TASK INPUTS -

□ □ □

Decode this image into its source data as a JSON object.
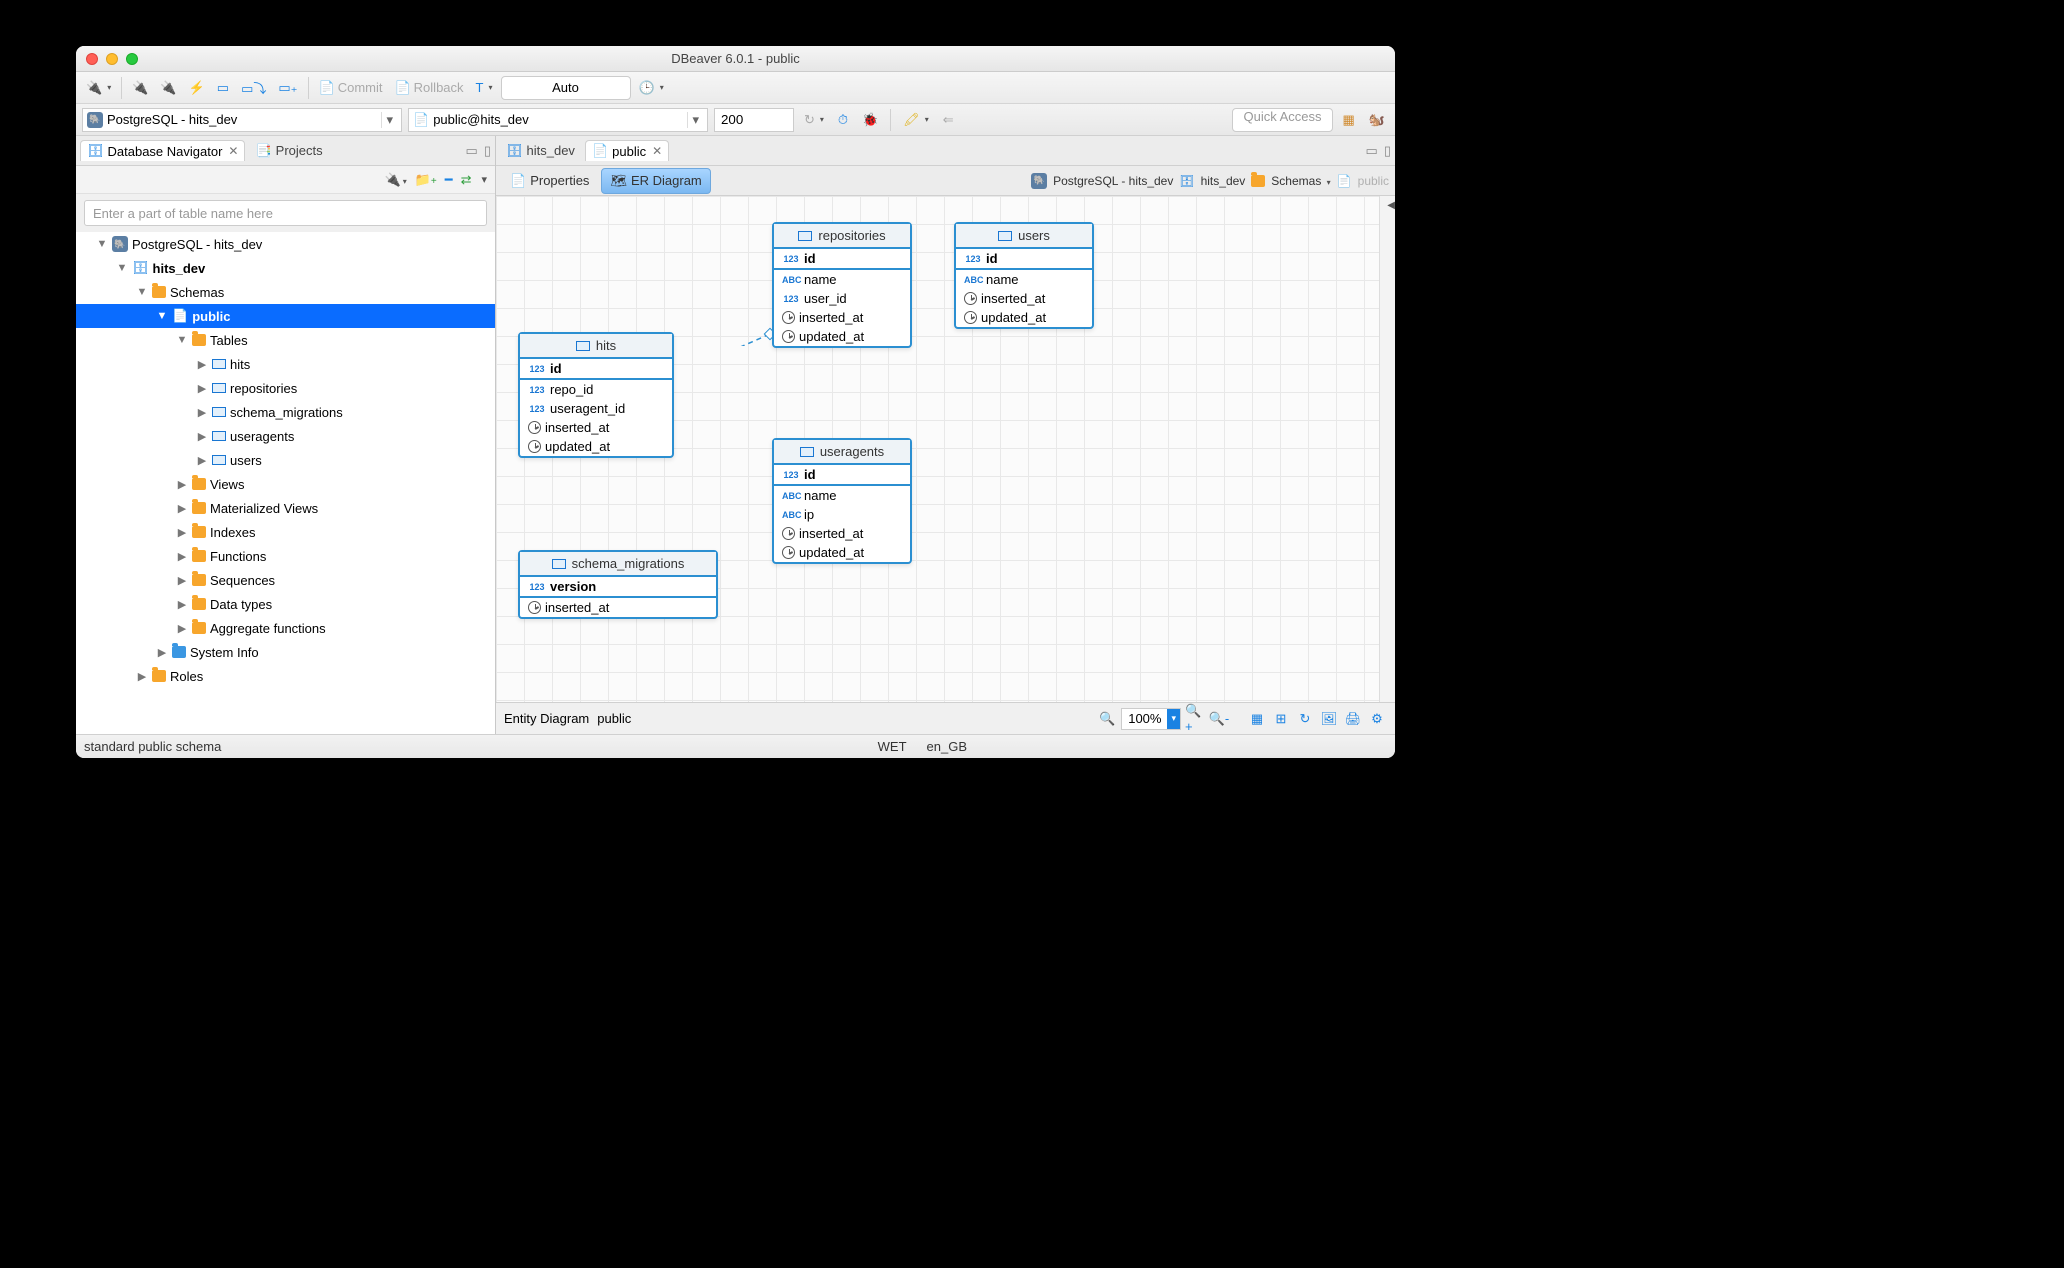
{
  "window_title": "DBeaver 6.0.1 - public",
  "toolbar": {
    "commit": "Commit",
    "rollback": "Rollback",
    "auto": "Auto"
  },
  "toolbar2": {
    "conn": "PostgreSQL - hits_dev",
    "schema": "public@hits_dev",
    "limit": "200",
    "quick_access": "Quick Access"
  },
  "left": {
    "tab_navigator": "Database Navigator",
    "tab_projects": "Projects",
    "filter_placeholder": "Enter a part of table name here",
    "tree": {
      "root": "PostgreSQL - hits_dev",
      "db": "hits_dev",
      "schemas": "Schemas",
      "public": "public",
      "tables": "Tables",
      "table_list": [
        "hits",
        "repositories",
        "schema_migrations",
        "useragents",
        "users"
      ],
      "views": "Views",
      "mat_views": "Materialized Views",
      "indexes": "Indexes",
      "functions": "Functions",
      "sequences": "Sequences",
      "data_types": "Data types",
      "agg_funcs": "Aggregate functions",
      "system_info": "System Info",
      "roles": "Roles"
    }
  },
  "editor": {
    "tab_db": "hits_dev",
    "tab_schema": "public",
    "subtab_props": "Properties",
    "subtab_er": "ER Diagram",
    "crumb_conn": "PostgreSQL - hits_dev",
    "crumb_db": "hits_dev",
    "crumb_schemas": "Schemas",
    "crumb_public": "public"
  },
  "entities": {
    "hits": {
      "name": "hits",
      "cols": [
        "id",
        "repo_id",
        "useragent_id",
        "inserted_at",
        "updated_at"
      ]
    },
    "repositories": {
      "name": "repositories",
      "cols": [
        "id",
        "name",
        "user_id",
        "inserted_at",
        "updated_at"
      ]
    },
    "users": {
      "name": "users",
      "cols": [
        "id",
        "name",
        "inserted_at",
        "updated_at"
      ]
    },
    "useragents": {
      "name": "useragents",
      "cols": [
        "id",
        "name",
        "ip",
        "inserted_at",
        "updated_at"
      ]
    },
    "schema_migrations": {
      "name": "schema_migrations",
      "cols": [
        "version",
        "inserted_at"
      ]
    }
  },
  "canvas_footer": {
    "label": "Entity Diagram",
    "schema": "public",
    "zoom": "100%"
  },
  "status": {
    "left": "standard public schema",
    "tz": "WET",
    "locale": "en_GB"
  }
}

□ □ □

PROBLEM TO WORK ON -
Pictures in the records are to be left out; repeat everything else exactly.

WORKED SOLUTION -
Decode this image into its source data as a JSON object.
{
  "window_title": "DBeaver 6.0.1 - public",
  "toolbar": {
    "commit": "Commit",
    "rollback": "Rollback",
    "auto": "Auto"
  },
  "toolbar2": {
    "conn": "PostgreSQL - hits_dev",
    "schema": "public@hits_dev",
    "limit": "200",
    "quick_access": "Quick Access"
  },
  "left": {
    "tab_navigator": "Database Navigator",
    "tab_projects": "Projects",
    "filter_placeholder": "Enter a part of table name here",
    "tree": {
      "root": "PostgreSQL - hits_dev",
      "db": "hits_dev",
      "schemas": "Schemas",
      "public": "public",
      "tables": "Tables",
      "table_list": [
        "hits",
        "repositories",
        "schema_migrations",
        "useragents",
        "users"
      ],
      "views": "Views",
      "mat_views": "Materialized Views",
      "indexes": "Indexes",
      "functions": "Functions",
      "sequences": "Sequences",
      "data_types": "Data types",
      "agg_funcs": "Aggregate functions",
      "system_info": "System Info",
      "roles": "Roles"
    }
  },
  "editor": {
    "tab_db": "hits_dev",
    "tab_schema": "public",
    "subtab_props": "Properties",
    "subtab_er": "ER Diagram",
    "crumb_conn": "PostgreSQL - hits_dev",
    "crumb_db": "hits_dev",
    "crumb_schemas": "Schemas",
    "crumb_public": "public"
  },
  "entities": {
    "hits": {
      "name": "hits",
      "cols": [
        "id",
        "repo_id",
        "useragent_id",
        "inserted_at",
        "updated_at"
      ]
    },
    "repositories": {
      "name": "repositories",
      "cols": [
        "id",
        "name",
        "user_id",
        "inserted_at",
        "updated_at"
      ]
    },
    "users": {
      "name": "users",
      "cols": [
        "id",
        "name",
        "inserted_at",
        "updated_at"
      ]
    },
    "useragents": {
      "name": "useragents",
      "cols": [
        "id",
        "name",
        "ip",
        "inserted_at",
        "updated_at"
      ]
    },
    "schema_migrations": {
      "name": "schema_migrations",
      "cols": [
        "version",
        "inserted_at"
      ]
    }
  },
  "canvas_footer": {
    "label": "Entity Diagram",
    "schema": "public",
    "zoom": "100%"
  },
  "status": {
    "left": "standard public schema",
    "tz": "WET",
    "locale": "en_GB"
  }
}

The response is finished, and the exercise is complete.